CLOSE CALL: I moved to Raleigh in 1975 to study architecture at North Carolina State University, and my grandmother put me up in the guesthouse. She really didn’t have the means to maintain the property, and the state and city tried twice to condemn it because they wanted to widen the nearby road from two lanes to five lanes.
I watched her fight all the “powers that be,” as she would say, in a legal battle that took five years. Even though she won, there was no guarantee that they wouldn’t come back again. So we wrote the nomination for the National Register [of Historic Places] in 1988. Being on the National Register doesn’t give you any protection other than in the court of public opinion, but that’s important.
KEEPER OF THE FLAME: My grandmother passed the house on to me in 1991. Over the years, we’ve done a major renovation of all the buildings including complete reconstructions of the barn and the tool shed. (The barn burned in 1985 and the tool shed was damaged by a hurricane in 1996.)
Part of the charm of these buildings is that they’re intimate and close to the ground. That means that rain is constantly splashing on the bottom siding so it rots out, so we’ve had to replace or repair the floors for all the outbuildings. I’m an architect, and my wife and I are both general contractors, so this is what we do.
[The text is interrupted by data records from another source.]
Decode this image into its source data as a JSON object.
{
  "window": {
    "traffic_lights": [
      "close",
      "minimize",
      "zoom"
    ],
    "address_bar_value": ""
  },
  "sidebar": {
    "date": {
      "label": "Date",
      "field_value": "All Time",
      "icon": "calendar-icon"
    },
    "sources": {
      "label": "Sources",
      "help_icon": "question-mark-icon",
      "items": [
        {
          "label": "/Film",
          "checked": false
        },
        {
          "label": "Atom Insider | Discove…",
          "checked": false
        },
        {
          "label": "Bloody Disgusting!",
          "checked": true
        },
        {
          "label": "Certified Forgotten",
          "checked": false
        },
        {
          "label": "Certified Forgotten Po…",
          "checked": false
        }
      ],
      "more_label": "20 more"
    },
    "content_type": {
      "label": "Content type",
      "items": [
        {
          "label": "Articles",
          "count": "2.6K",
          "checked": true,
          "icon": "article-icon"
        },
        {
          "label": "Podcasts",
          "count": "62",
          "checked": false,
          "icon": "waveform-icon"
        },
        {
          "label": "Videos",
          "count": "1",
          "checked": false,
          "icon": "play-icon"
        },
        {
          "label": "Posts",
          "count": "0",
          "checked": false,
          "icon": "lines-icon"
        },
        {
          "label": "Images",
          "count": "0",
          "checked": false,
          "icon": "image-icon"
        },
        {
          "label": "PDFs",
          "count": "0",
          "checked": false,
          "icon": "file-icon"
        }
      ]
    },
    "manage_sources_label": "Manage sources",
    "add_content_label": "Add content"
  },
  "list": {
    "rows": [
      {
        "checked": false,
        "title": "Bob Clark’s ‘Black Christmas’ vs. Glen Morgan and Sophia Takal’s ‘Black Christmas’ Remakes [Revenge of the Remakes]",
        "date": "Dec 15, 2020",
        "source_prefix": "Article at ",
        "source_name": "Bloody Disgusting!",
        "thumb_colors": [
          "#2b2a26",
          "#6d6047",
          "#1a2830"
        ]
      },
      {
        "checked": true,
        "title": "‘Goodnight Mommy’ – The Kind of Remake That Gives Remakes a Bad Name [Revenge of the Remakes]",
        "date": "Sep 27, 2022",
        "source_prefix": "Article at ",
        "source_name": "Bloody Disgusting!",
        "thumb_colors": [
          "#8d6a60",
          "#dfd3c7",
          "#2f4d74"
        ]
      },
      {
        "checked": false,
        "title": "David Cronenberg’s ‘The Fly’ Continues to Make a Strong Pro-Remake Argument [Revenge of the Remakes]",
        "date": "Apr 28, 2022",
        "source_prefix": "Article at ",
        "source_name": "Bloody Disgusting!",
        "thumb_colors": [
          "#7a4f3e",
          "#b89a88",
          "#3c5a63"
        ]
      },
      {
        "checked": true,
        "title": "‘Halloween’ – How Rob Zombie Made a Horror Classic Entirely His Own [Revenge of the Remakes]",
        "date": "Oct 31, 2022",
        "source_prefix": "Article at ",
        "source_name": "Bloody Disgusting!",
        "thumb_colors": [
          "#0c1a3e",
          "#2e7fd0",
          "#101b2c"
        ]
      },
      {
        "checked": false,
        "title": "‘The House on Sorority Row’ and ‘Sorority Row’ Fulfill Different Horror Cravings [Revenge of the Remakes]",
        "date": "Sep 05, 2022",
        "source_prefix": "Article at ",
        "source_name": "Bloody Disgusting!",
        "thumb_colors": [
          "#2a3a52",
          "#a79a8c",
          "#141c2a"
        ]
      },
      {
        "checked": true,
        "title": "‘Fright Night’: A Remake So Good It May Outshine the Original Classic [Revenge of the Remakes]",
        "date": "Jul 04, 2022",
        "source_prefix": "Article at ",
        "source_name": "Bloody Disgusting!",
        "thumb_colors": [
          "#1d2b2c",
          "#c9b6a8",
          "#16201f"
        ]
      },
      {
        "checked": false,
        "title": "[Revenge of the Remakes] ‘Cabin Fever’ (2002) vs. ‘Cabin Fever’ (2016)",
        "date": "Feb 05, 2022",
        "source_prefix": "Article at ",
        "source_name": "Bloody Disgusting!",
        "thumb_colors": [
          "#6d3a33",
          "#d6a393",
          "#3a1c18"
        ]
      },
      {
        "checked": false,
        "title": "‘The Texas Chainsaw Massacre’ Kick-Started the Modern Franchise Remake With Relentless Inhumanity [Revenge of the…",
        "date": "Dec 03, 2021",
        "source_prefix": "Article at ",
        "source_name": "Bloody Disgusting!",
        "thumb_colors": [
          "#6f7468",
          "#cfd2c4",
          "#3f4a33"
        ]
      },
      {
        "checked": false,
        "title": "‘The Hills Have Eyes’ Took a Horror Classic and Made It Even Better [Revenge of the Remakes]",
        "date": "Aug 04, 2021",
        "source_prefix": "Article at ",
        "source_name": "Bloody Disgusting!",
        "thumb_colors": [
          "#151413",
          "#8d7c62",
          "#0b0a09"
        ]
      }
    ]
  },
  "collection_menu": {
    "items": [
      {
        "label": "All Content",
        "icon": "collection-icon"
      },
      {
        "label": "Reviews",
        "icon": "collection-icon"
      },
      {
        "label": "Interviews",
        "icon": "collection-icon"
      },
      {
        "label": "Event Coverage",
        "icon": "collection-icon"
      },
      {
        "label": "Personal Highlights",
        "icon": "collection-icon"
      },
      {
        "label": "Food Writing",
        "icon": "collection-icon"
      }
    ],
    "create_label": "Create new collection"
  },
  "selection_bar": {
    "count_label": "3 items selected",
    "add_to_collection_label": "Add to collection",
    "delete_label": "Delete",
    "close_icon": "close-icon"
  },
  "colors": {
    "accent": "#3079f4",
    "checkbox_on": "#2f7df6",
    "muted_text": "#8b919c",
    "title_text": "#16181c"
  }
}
We live in the main house. I use the barn as an office for my architecture practice and my work as a councilmember for the city of Raleigh, and we rent out the carriage house and the guesthouse.
Hopefully we’ve raised our son to appreciate what Isabelle did and what my grandmother did to preserve it, and our efforts to restore it. He’s working on the West Coast right now, but we hope he understands he’s next in line!